    BUT why do I not go into it? In Romans 10 it states in so many words that one cannot believe without receiving the Gospel from a preacher who is sent by God. I’m not a preacher, so anytime I start going into details, I’m actually overstepping my bounds.

    That said, Chris, you also know that unlike many of those who follow a religion, I’m always eager to see what the next scientific development is – and I’ve got a really interesting article pending right now on something not too many people have heard of: quantum biology.

    But back to your statement – I disagree – there IS evidence. The evidence is not in the form of, say, a bunch of golden tablets like the Mormons claim, but an actual honest-to-goodness fulfillment of a prophecy that is fairly easy to verify. The fulfillment can be easily found in history books or online…and no other religion on earth has this prophecy.

    If I weren’t shown all this to my satisfaction, then I wouldn’t have stayed strong in the Church for close to 20 years now…and I certainly wouldn’t be worrying about how to keep my sons strong in the Church.

    But it’s gotta be a minister to show it to you – I can’t, because I am not sent by God to do so.

  • http://www.RoseDigitalMarketing.com Christopher Rose

    Glenn, I don’t feel skepticism or frustration, you have simply leapt to an erroneous conclusion.

    As to the rest of your comment, it is just another circular self-serving argument that gets us both nowhere.

    However, in particular I completely fail to see how the fulfilment of a prophecy proves anything at all, but then faithists are not known for their logic…

  • Glenn Contrarian

    Chris –

    As to the rest of your comment, it is just another circular self-serving argument that gets us both nowhere. However, in particular I completely fail to see how the fulfilment of a prophecy proves anything at all, but then faithists are not known for their logic

    First – thank you very much for taking care of the problems!

    Second – I’m sorry we can’t agree…but I cannot explain further. I will say this: I know that several religions have ‘secret’ teachings or ‘proof’ that they never show to anyone, like the Scientologists and the Catholics and the Mormons.

    This isn’t at all like that. Once the minister shows you the applicable Scripture and explains it, you’re able to dig out a history book – in fact, you probably don’t need a book – and then grab out a pen and paper (or a calculator) and do the math yourself. To me, what I was shown was too precise, and the events concerned were too important (both less than 100 years ago), to be mere coincidence. It’s not a secret nor is it some kind of numerological trickery.
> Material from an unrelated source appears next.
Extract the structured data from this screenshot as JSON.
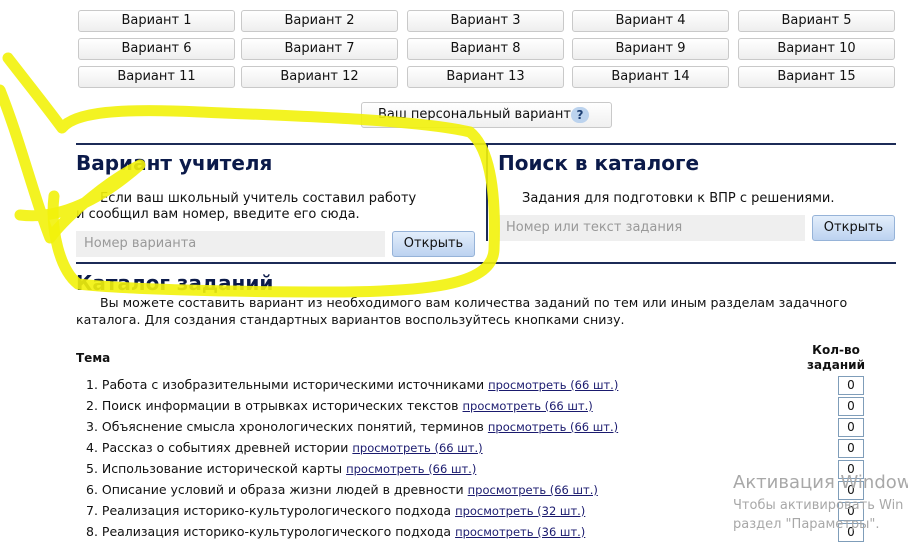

    Chris, sometimes I jump the gun and sometimes I’m downright goofy…but I’m not gullible or naive (despite what the BC conservatives will say).

    And for those who may be getting frustrated thinking I’ve ‘hijacked’ the thread – I had to respond to Chris…and I know how you feel (since ‘RJ’ hijacked the comments section of my most recent article).
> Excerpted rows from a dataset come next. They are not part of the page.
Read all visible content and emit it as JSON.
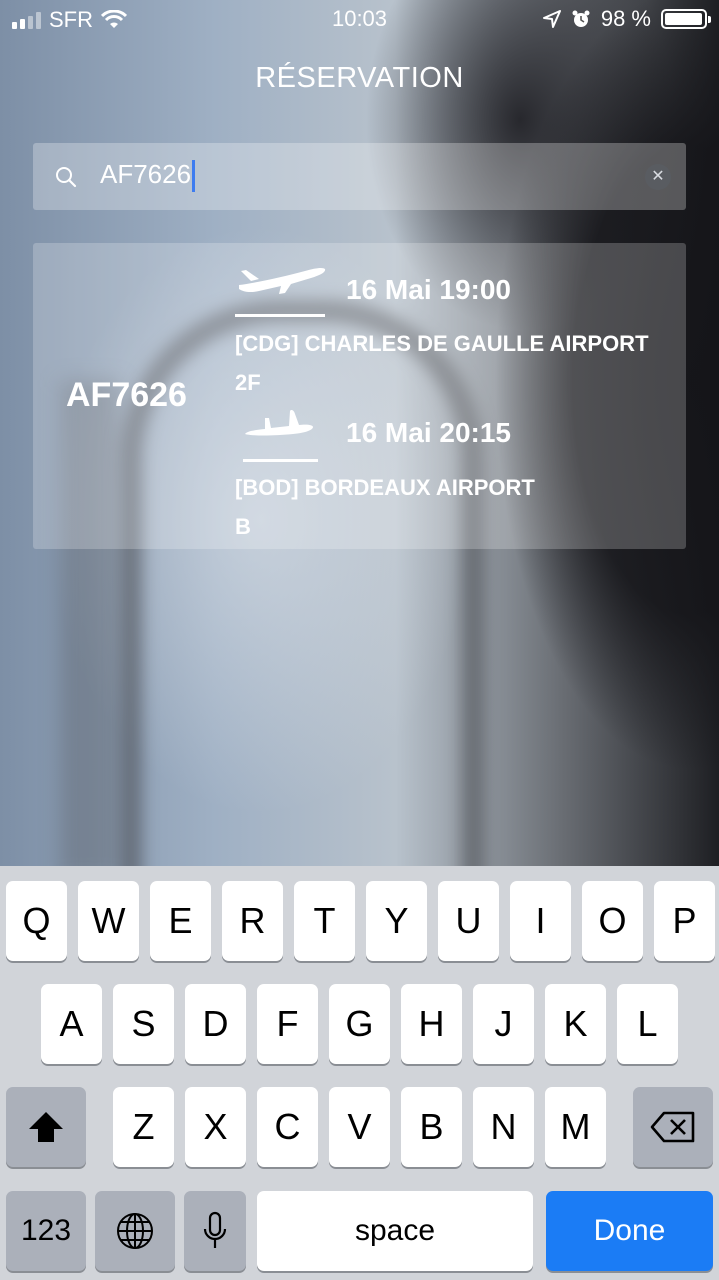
{
  "status_bar": {
    "carrier": "SFR",
    "time": "10:03",
    "battery": "98 %",
    "battery_level": 0.98
  },
  "header": {
    "title": "RÉSERVATION"
  },
  "search": {
    "value": "AF7626",
    "search_icon": "search-icon",
    "clear_icon": "clear-icon"
  },
  "result": {
    "flight": "AF7626",
    "departure": {
      "icon": "plane-takeoff-icon",
      "datetime": "16 Mai 19:00",
      "airport": "[CDG] CHARLES DE GAULLE AIRPORT",
      "terminal": "2F"
    },
    "arrival": {
      "icon": "plane-landing-icon",
      "datetime": "16 Mai 20:15",
      "airport": "[BOD] BORDEAUX AIRPORT",
      "terminal": "B"
    }
  },
  "keyboard": {
    "row1": [
      "Q",
      "W",
      "E",
      "R",
      "T",
      "Y",
      "U",
      "I",
      "O",
      "P"
    ],
    "row2": [
      "A",
      "S",
      "D",
      "F",
      "G",
      "H",
      "J",
      "K",
      "L"
    ],
    "row3": [
      "Z",
      "X",
      "C",
      "V",
      "B",
      "N",
      "M"
    ],
    "numbers": "123",
    "space": "space",
    "done": "Done",
    "accent_color": "#1b7cf5"
  }
}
  • http://www.RoseDigitalMarketing.com Christopher Rose

    Glenn, if you are going to remain coy, your only real option would seem to be to shut up…

    As far as I can tell based on your typically faithist cryptic mutterings, you are basing your belief on a prophecy, which I’ve already said doesn’t prove squat.

    It could be dumb luck or co-incidence, no matter how precise, so it certainly seems to me that you are being both gullible and naive.

    Furthermore, I don’t see any difference between the alleged secret teachings of other religions and whatever yours is. It’s all mystical shit that tries to put itself beyond the normal standards of evidence and proof, simply because it can’t stand up to the scrutiny because there is nothing there in the first place.

  • Glenn Contrarian

    Chris –

    Yeah, I’m just a mutterer :)

    BTW, my newest article was just published. Have fun!